> **Website and app data records**:
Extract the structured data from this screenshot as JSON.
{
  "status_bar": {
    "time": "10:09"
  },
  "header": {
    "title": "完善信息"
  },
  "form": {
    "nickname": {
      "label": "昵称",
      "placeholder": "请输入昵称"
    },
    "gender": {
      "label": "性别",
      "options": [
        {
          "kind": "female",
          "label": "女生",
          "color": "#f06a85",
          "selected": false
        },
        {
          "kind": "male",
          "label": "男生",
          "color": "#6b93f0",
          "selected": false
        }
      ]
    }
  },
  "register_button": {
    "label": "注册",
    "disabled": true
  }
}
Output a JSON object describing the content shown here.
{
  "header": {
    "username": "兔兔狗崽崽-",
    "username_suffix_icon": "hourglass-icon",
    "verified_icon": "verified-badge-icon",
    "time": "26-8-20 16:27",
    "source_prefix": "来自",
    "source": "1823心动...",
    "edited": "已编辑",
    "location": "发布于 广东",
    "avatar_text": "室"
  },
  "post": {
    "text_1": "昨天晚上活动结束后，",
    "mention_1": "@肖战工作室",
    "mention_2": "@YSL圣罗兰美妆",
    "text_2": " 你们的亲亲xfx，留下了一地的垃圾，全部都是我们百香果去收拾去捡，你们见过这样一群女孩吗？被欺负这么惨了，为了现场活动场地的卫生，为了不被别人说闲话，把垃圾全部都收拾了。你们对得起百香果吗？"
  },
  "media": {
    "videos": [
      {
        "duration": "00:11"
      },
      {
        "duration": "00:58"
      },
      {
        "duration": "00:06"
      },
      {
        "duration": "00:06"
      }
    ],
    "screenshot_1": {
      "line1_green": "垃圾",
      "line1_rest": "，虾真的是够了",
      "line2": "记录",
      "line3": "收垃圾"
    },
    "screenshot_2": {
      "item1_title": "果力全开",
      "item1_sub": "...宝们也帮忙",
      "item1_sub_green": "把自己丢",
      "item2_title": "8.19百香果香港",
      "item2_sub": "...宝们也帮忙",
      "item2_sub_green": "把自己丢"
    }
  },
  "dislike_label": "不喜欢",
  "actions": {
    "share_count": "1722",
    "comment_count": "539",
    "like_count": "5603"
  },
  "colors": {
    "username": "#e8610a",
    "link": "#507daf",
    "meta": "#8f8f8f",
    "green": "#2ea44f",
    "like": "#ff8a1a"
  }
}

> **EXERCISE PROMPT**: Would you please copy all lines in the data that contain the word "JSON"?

> **FINISHED TASK**:
Extract the structured data from this screenshot as JSON.
Output a JSON object describing the content shown here.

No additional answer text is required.